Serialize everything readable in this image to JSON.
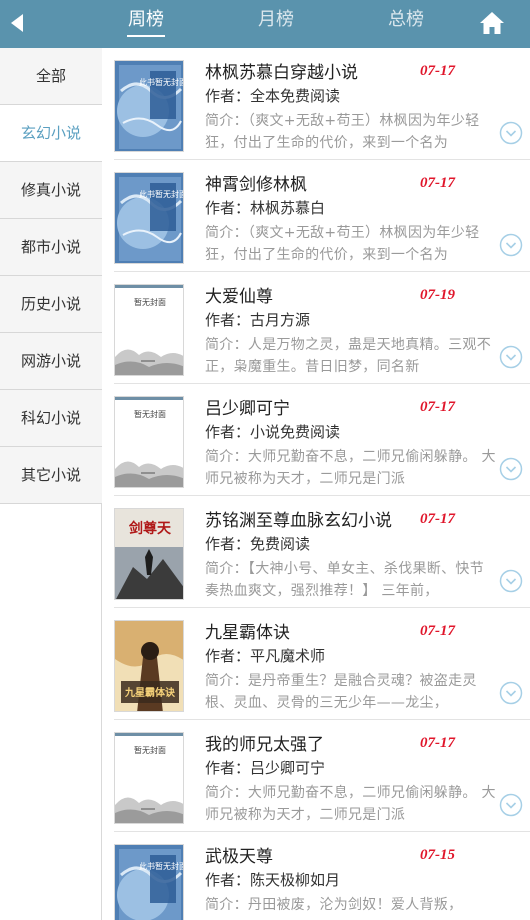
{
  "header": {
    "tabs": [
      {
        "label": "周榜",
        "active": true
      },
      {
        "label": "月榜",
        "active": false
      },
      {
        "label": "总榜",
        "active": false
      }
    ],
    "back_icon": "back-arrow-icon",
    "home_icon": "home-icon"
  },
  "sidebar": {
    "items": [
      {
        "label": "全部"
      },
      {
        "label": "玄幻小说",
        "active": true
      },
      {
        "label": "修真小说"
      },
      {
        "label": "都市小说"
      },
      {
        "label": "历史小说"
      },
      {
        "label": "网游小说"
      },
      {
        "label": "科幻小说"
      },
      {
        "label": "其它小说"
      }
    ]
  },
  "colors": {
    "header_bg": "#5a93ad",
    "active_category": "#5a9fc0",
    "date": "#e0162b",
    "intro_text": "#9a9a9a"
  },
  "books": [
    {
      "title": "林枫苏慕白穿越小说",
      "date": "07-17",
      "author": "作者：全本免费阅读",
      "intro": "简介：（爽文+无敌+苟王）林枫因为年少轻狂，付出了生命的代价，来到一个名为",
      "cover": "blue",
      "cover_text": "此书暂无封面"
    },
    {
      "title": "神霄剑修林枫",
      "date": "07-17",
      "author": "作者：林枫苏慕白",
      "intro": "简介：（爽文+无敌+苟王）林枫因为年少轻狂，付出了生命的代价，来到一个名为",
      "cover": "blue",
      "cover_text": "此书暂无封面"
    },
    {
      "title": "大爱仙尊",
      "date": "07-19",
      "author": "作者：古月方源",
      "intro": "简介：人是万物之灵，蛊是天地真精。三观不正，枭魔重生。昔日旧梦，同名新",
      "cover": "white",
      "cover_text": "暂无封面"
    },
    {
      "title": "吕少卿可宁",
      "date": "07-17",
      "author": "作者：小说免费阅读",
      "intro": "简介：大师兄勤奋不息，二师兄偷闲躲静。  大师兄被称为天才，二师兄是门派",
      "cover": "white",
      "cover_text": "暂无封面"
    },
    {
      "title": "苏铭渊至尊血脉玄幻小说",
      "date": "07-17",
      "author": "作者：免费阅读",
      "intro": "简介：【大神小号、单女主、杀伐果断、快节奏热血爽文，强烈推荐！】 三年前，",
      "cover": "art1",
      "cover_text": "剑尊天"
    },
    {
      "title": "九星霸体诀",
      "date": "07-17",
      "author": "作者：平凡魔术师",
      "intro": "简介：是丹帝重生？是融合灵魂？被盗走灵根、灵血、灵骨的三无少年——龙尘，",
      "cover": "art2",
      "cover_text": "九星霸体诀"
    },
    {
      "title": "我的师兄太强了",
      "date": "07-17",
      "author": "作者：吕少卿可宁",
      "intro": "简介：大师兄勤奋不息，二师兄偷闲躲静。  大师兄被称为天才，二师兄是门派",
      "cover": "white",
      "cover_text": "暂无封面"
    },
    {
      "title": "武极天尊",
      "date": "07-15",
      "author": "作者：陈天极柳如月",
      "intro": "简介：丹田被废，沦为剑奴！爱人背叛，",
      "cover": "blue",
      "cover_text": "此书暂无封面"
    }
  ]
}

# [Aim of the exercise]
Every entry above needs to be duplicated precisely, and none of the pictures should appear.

# [Output of the exercise]
Serialize everything readable in this image to JSON.
{
  "header": {
    "tabs": [
      {
        "label": "周榜",
        "active": true
      },
      {
        "label": "月榜",
        "active": false
      },
      {
        "label": "总榜",
        "active": false
      }
    ],
    "back_icon": "back-arrow-icon",
    "home_icon": "home-icon"
  },
  "sidebar": {
    "items": [
      {
        "label": "全部"
      },
      {
        "label": "玄幻小说",
        "active": true
      },
      {
        "label": "修真小说"
      },
      {
        "label": "都市小说"
      },
      {
        "label": "历史小说"
      },
      {
        "label": "网游小说"
      },
      {
        "label": "科幻小说"
      },
      {
        "label": "其它小说"
      }
    ]
  },
  "colors": {
    "header_bg": "#5a93ad",
    "active_category": "#5a9fc0",
    "date": "#e0162b",
    "intro_text": "#9a9a9a"
  },
  "books": [
    {
      "title": "林枫苏慕白穿越小说",
      "date": "07-17",
      "author": "作者：全本免费阅读",
      "intro": "简介：（爽文+无敌+苟王）林枫因为年少轻狂，付出了生命的代价，来到一个名为",
      "cover": "blue",
      "cover_text": "此书暂无封面"
    },
    {
      "title": "神霄剑修林枫",
      "date": "07-17",
      "author": "作者：林枫苏慕白",
      "intro": "简介：（爽文+无敌+苟王）林枫因为年少轻狂，付出了生命的代价，来到一个名为",
      "cover": "blue",
      "cover_text": "此书暂无封面"
    },
    {
      "title": "大爱仙尊",
      "date": "07-19",
      "author": "作者：古月方源",
      "intro": "简介：人是万物之灵，蛊是天地真精。三观不正，枭魔重生。昔日旧梦，同名新",
      "cover": "white",
      "cover_text": "暂无封面"
    },
    {
      "title": "吕少卿可宁",
      "date": "07-17",
      "author": "作者：小说免费阅读",
      "intro": "简介：大师兄勤奋不息，二师兄偷闲躲静。  大师兄被称为天才，二师兄是门派",
      "cover": "white",
      "cover_text": "暂无封面"
    },
    {
      "title": "苏铭渊至尊血脉玄幻小说",
      "date": "07-17",
      "author": "作者：免费阅读",
      "intro": "简介：【大神小号、单女主、杀伐果断、快节奏热血爽文，强烈推荐！】 三年前，",
      "cover": "art1",
      "cover_text": "剑尊天"
    },
    {
      "title": "九星霸体诀",
      "date": "07-17",
      "author": "作者：平凡魔术师",
      "intro": "简介：是丹帝重生？是融合灵魂？被盗走灵根、灵血、灵骨的三无少年——龙尘，",
      "cover": "art2",
      "cover_text": "九星霸体诀"
    },
    {
      "title": "我的师兄太强了",
      "date": "07-17",
      "author": "作者：吕少卿可宁",
      "intro": "简介：大师兄勤奋不息，二师兄偷闲躲静。  大师兄被称为天才，二师兄是门派",
      "cover": "white",
      "cover_text": "暂无封面"
    },
    {
      "title": "武极天尊",
      "date": "07-15",
      "author": "作者：陈天极柳如月",
      "intro": "简介：丹田被废，沦为剑奴！爱人背叛，",
      "cover": "blue",
      "cover_text": "此书暂无封面"
    }
  ]
}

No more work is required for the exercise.